In the last couple of years, my food philosophy has changed dramatically. I’ve always been healthy and active and concerned about eating healthy, but never before have I questioned conventional food philosophies like I do now. Growing up, I was fortunate enough to eat fresh fruit and vegetables from my family’s orchards and gardens, and we had easy access to beef and pork that we raised ourselves. We’ve had laying hens for years and I’ve learned to taste the difference between farm-fresh and store-bought omeletts.
Like any athletic, active kid, I could eat anything and feel invincible — I won’t tell you how often I used to eat fried chicken strips dipped in nacho cheese sauce before a volleyball game — but it wasn’t until I was confronted with making my own food choices in college that I started to research nutrition and ethics and to really think about where my food was coming from. Usually, it was the campus dining hall, which was fine but not ideal. As I began to live on my own, I experimented with weird vegan/vegetarian food substitutes, with kind of strange diets, and to feel uncertain about all of it.
After reading Sally Fallon and Mary Enig’s Nourishing Traditions cookbook, which is more like a story fully of scientific research and encouraging, traditional food wisdom tidbits, my food philosophy changed and finally, I felt settled. This was not a diet, full of restrictions or fake-food substitutions, but a way of life that centered around wholesome, nourishing, real foods. It was in line with the way my grandparents and great-grandparents used to, and still do, in most cases, eat. This Nourishing Traditions philosophy eschewed processed foods and industrial products for solid, scientifically based health reasons, not just the usual biased and weakly based ethical reasons that so often get thrown around in discussions on food. It certainly does not offer a quick fix solution to weight or health problems, and it is a philosophy that requires work and dedication. But the health results are real, just like the food, and anything that focuses on grass-fed butter, raw milk, and grass-fed heavy cream is okay to me.
Supplementing my Nourishing Traditions tome is almost anything by Michael Pollan, but always taken with a grain of salt, and Eat Fat, Lose Fat by Dr. Mary Enig, the original champion of good fats. Real Food by Nina Planck covers basically the same material as Nourishing Traditions text, but acts as an easy-to-read refresher on the philosophy. Mollie Katzen’s original Moosewood Cookbook is a cookbook I turn to for my favorite hummus and banana bread recipes, and although I don’t have my own copy I covet this book for it’s inventive vegetarian recipes. The Nourishing Traditions philosophy sings the praises of grass-fed meats, including pork, bacon, and burgers, properly prepared vegetables are the crux of the meal plans. A recently acquired copy of Gourmet’s French Basics cookbook provides plenty of great knowledge on traditional French recipes like beef consommé that also fall in line with NT philosophy.

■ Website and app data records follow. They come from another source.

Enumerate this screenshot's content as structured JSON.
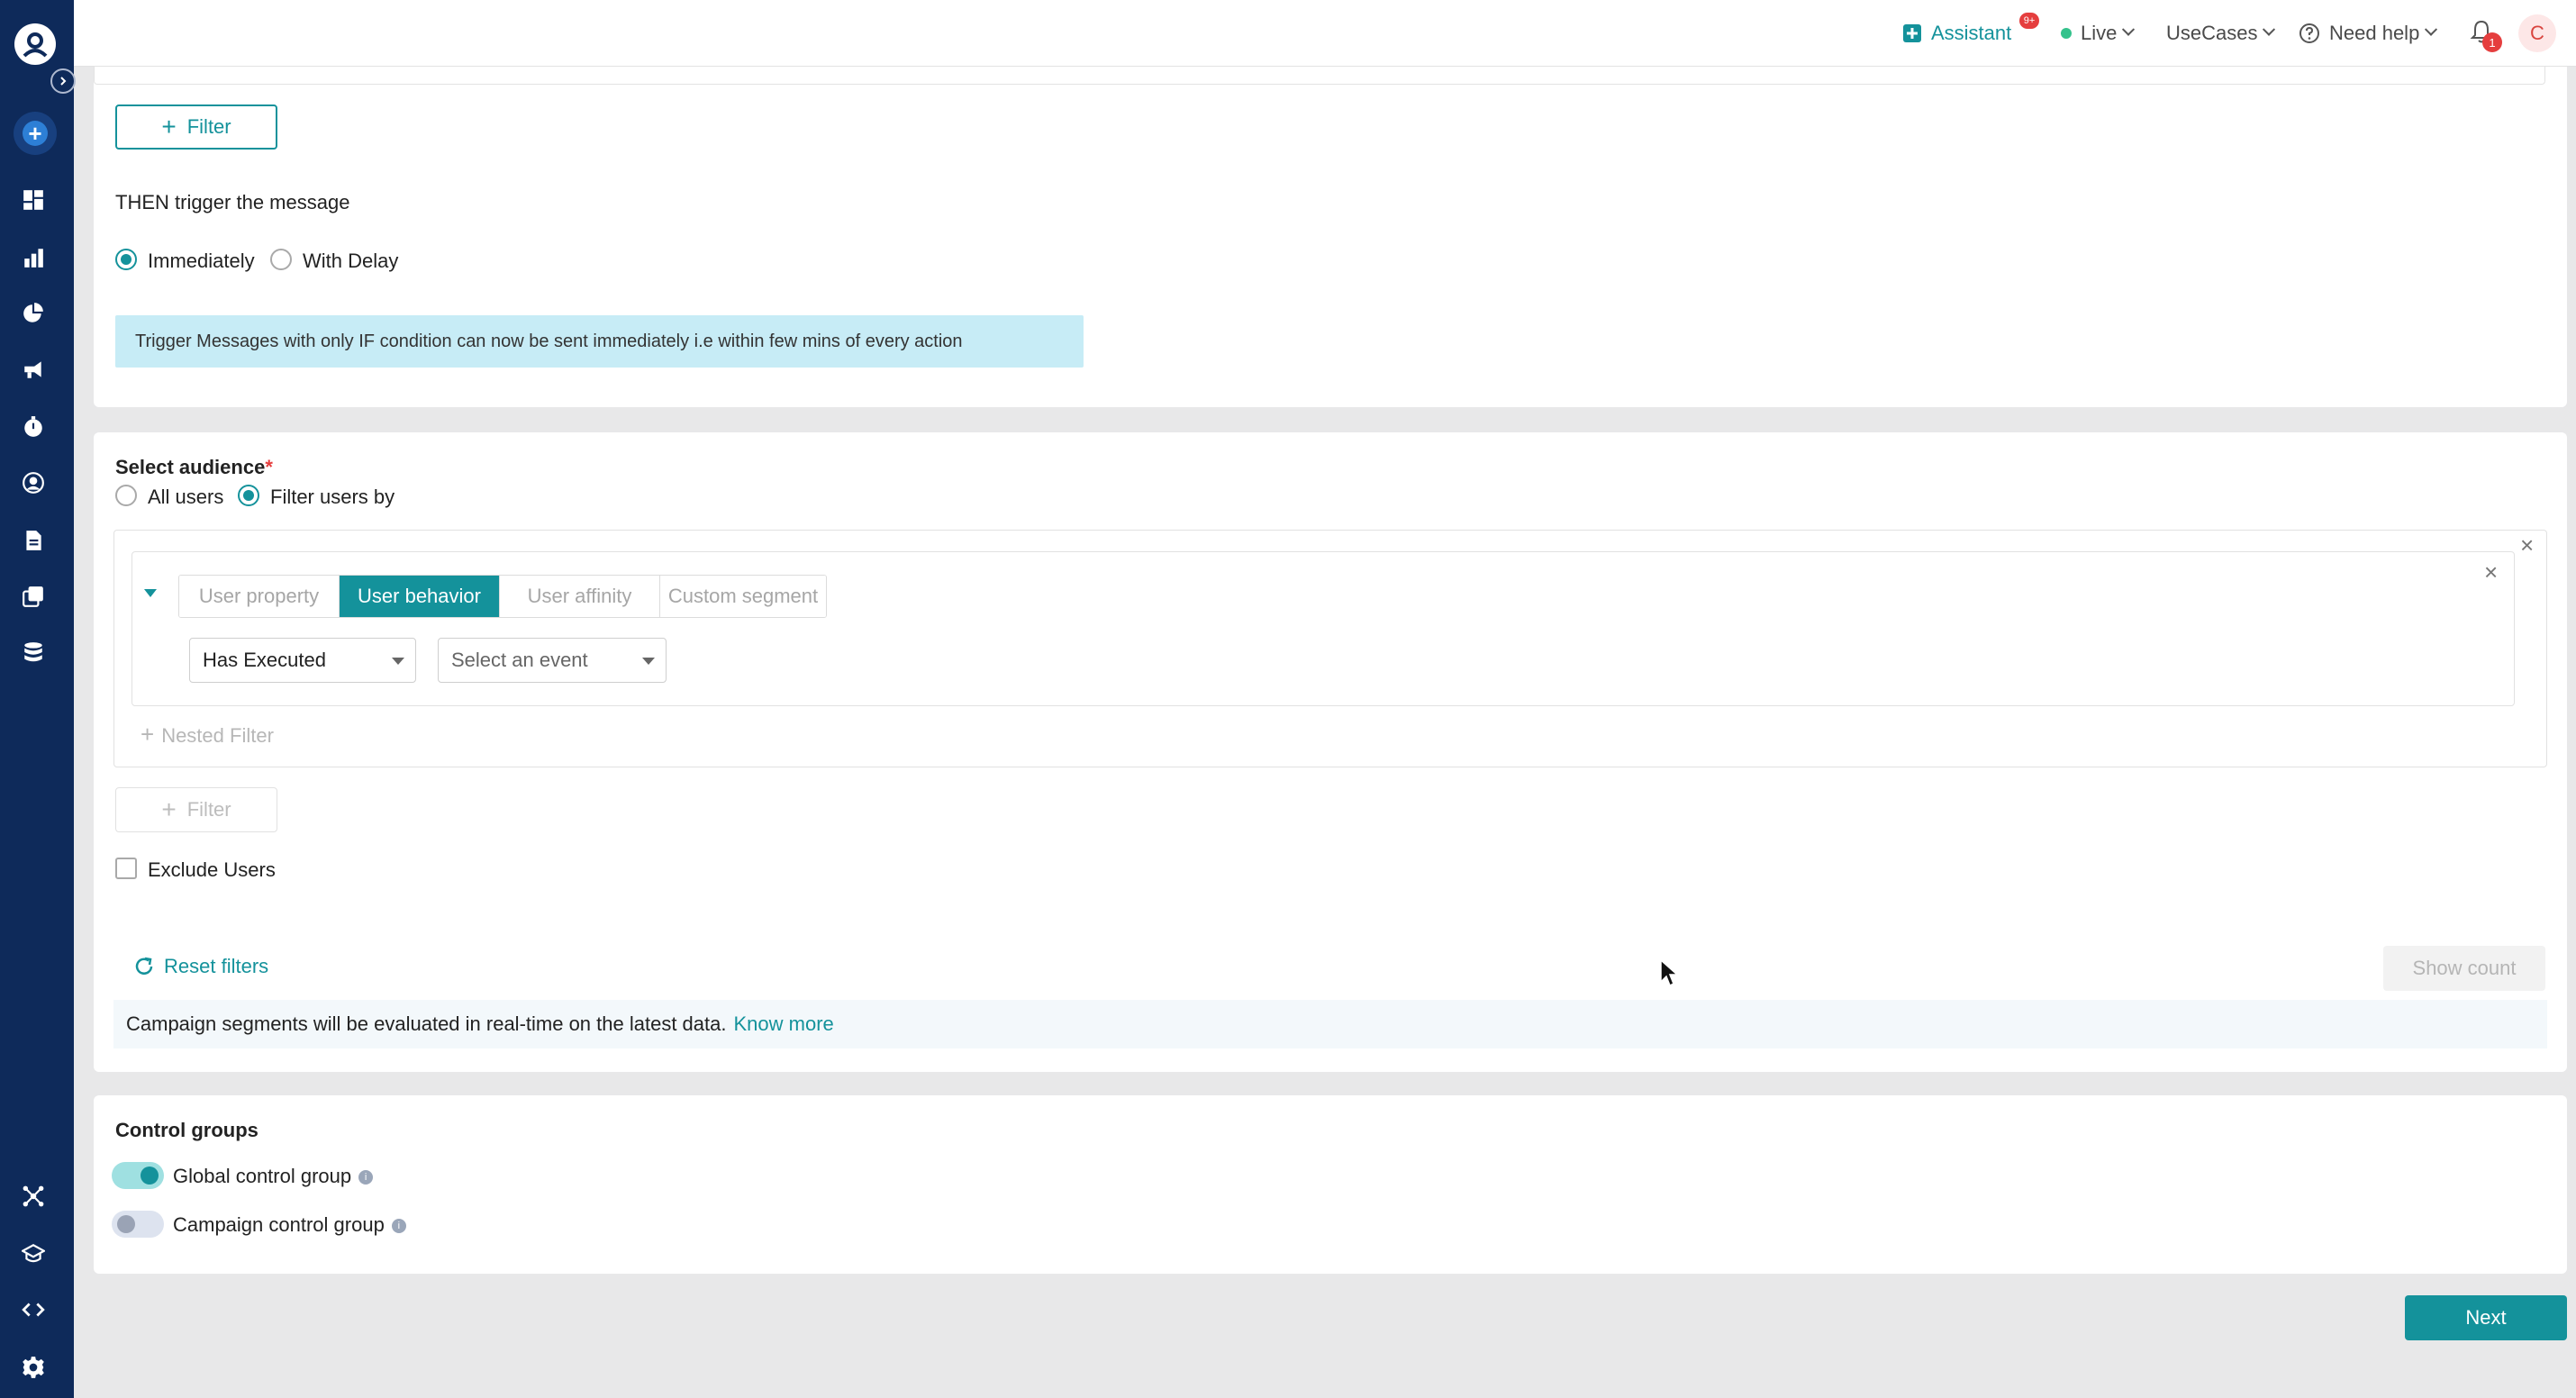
{
  "topbar": {
    "assistant_label": "Assistant",
    "assistant_badge": "9+",
    "live_label": "Live",
    "usecases_label": "UseCases",
    "help_label": "Need help",
    "notification_count": "1",
    "avatar_initial": "C"
  },
  "trigger": {
    "filter_button_label": "Filter",
    "heading": "THEN trigger the message",
    "option_immediately": "Immediately",
    "option_with_delay": "With Delay",
    "info_text": "Trigger Messages with only IF condition can now be sent immediately i.e within few mins of every action"
  },
  "audience": {
    "heading": "Select audience",
    "required_mark": "*",
    "option_all_users": "All users",
    "option_filter_users": "Filter users by",
    "tabs": [
      "User property",
      "User behavior",
      "User affinity",
      "Custom segment"
    ],
    "active_tab": "User behavior",
    "condition_select": "Has Executed",
    "event_placeholder": "Select an event",
    "nested_filter_label": "Nested Filter",
    "filter_button_label": "Filter",
    "exclude_users_label": "Exclude Users",
    "reset_filters_label": "Reset filters",
    "show_count_label": "Show count",
    "note_text": "Campaign segments will be evaluated in real-time on the latest data.",
    "know_more_label": "Know more"
  },
  "control_groups": {
    "heading": "Control groups",
    "global_label": "Global control group",
    "global_enabled": true,
    "campaign_label": "Campaign control group",
    "campaign_enabled": false
  },
  "footer": {
    "next_label": "Next"
  },
  "colors": {
    "accent": "#14929b",
    "sidebar_bg": "#0e2a5a",
    "info_bg": "#c7ecf6"
  },
  "sidebar_icons": [
    "logo-icon",
    "expand-icon",
    "add-icon",
    "dashboard-icon",
    "analytics-icon",
    "segments-pie-icon",
    "campaigns-megaphone-icon",
    "timer-icon",
    "user-profile-icon",
    "document-icon",
    "content-library-icon",
    "database-icon",
    "integrations-icon",
    "academy-icon",
    "code-icon",
    "settings-icon"
  ]
}
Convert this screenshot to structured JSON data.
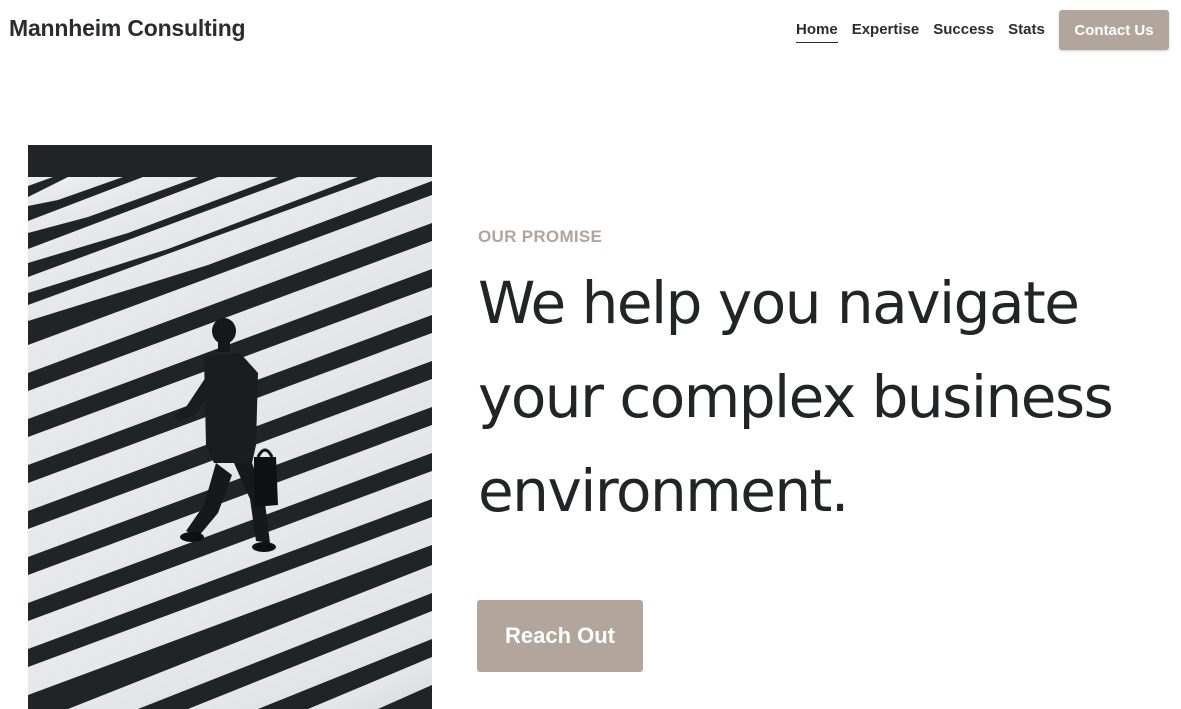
{
  "header": {
    "brand": "Mannheim Consulting",
    "nav": [
      "Home",
      "Expertise",
      "Success",
      "Stats"
    ],
    "active_nav": "Home",
    "contact_label": "Contact Us"
  },
  "hero": {
    "eyebrow": "OUR PROMISE",
    "headline": "We help you navigate your complex business environment.",
    "cta_label": "Reach Out",
    "image_subject": "businessman-crossing-crosswalk"
  },
  "colors": {
    "accent": "#b1a59c",
    "text": "#222426",
    "background": "#ffffff"
  }
}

Now, learning about food and nutrition from a cultural, historic and scientific perspective has become one of my favorite hobbies. I’ve learned to look at food as an opportunity for nourishment and enjoyment, and I think I’m a better person for it. But not in a moral sense — I’m always striving to separate the quality of my food from the purity of my soul, because this is NOT about entitlement. I eat the way I do for me, not for anyone else’s benefit or appreciation. What about you? How would you describe your food philosophy?
From top left: Food Rules by Michael Pollan, In Defense of Food by Michael Pollan, Real Food by Nina Planck, The New Moosewood Cookbook by Mollie Katzen, The Omnivore’s Dilemma by Michael Pollan, Nourishing Traditions: The Cookbook that Challenges Politically Correct Nutrition and the Diet Dictocrats by Sally Fallon and Dr. Mary Enig, Gourmet’s French Basics Cooking, Eat Fat, Lose Fat by Dr. Mary Enig.